*** Dataset excerpts

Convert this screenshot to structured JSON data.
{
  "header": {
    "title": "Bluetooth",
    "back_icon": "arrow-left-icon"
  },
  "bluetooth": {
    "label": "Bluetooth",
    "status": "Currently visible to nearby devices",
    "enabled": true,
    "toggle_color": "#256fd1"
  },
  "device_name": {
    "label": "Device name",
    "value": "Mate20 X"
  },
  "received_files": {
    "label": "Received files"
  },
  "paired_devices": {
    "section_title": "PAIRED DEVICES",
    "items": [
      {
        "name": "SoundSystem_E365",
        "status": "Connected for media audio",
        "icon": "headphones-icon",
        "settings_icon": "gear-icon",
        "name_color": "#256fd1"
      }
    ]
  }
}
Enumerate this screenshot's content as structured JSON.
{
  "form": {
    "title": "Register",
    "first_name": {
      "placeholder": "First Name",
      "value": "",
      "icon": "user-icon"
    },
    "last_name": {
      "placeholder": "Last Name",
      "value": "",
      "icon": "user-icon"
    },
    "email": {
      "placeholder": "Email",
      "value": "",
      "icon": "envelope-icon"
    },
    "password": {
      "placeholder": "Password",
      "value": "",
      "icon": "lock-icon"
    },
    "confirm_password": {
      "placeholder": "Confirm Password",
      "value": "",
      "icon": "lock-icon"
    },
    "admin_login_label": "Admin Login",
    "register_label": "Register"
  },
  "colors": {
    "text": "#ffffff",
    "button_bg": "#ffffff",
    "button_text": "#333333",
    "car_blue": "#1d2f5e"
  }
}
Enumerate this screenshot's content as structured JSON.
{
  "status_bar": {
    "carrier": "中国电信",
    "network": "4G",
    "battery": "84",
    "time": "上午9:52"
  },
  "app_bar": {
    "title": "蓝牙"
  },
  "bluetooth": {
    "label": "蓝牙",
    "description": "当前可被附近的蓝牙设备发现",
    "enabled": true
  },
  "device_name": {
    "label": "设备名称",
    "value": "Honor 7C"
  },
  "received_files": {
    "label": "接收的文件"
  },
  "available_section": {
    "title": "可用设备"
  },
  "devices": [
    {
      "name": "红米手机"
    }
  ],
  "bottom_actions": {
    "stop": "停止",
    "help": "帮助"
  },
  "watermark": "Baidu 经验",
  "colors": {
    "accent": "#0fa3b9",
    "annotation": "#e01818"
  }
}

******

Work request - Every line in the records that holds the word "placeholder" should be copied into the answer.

Result of the exercise -
      "placeholder": "First Name",
      "placeholder": "Last Name",
      "placeholder": "Email",
      "placeholder": "Password",
      "placeholder": "Confirm Password",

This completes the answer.